-- Records for the exercise follows --
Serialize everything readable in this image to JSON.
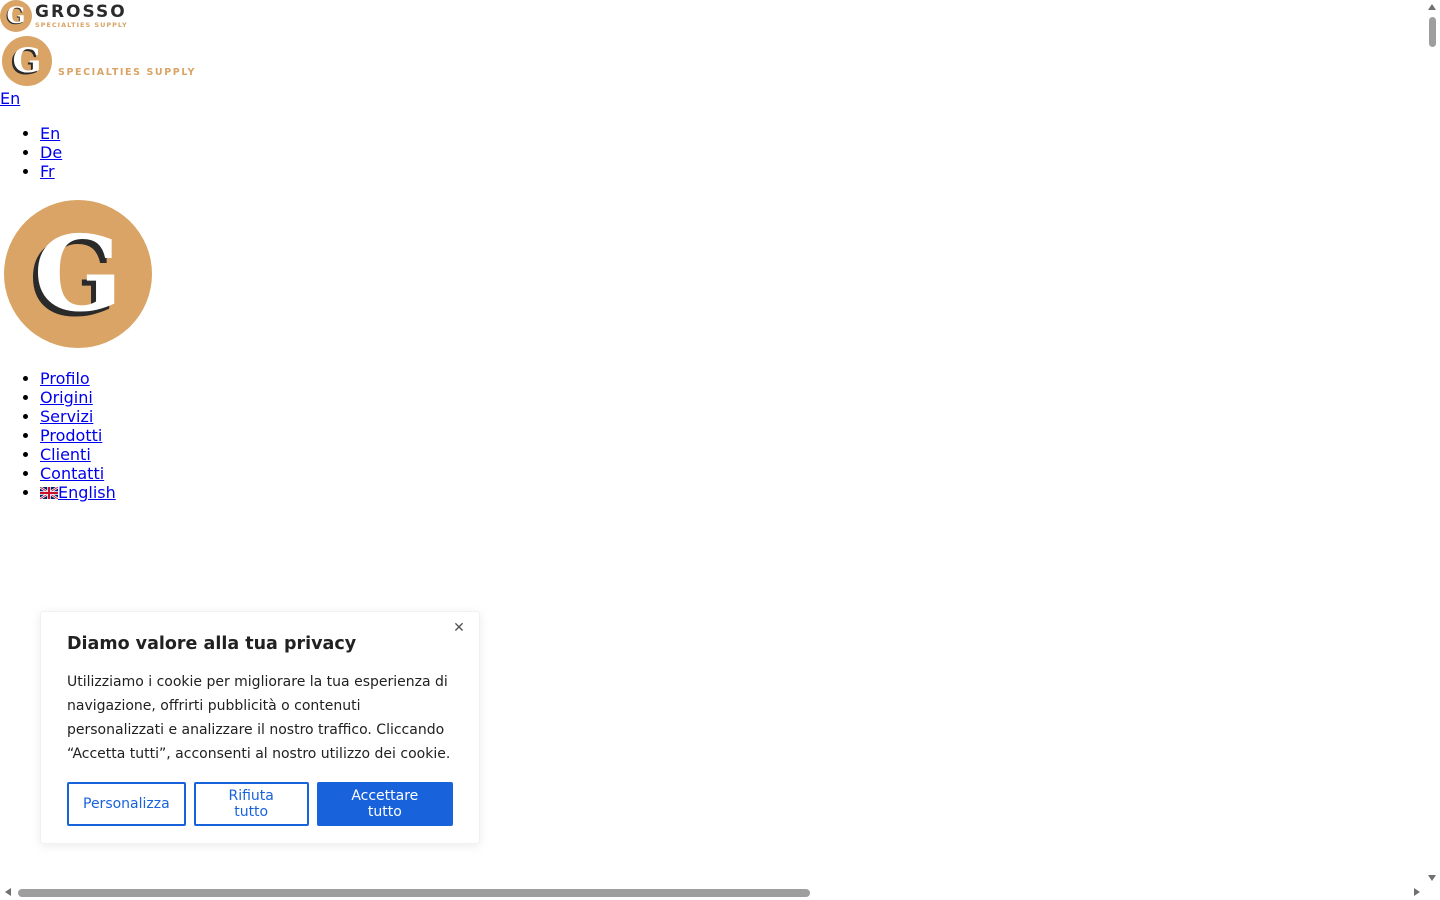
{
  "header": {
    "brand_name": "GROSSO",
    "brand_tagline": "SPECIALTIES SUPPLY",
    "logo_letter": "G",
    "current_language": "En"
  },
  "language_menu": {
    "items": [
      "En",
      "De",
      "Fr"
    ]
  },
  "main_menu": {
    "items": [
      {
        "label": "Profilo"
      },
      {
        "label": "Origini"
      },
      {
        "label": "Servizi"
      },
      {
        "label": "Prodotti"
      },
      {
        "label": "Clienti"
      },
      {
        "label": "Contatti"
      },
      {
        "label": "English",
        "icon": "uk-flag-icon"
      }
    ]
  },
  "cookie_banner": {
    "title": "Diamo valore alla tua privacy",
    "text": "Utilizziamo i cookie per migliorare la tua esperienza di navigazione, offrirti pubblicità o contenuti personalizzati e analizzare il nostro traffico. Cliccando “Accetta tutti”, acconsenti al nostro utilizzo dei cookie.",
    "close_icon": "close-icon",
    "buttons": {
      "customize": "Personalizza",
      "reject": "Rifiuta tutto",
      "accept": "Accettare tutto"
    }
  },
  "colors": {
    "brand_gold": "#d9a465",
    "brand_dark": "#2b2b2b",
    "accent_blue": "#1863dc",
    "link": "#0000ee"
  }
}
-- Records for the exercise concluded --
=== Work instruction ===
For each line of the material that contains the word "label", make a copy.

=== Response ===
        "label": "Profilo"
        "label": "Origini"
        "label": "Servizi"
        "label": "Prodotti"
        "label": "Clienti"
        "label": "Contatti"
        "label": "English",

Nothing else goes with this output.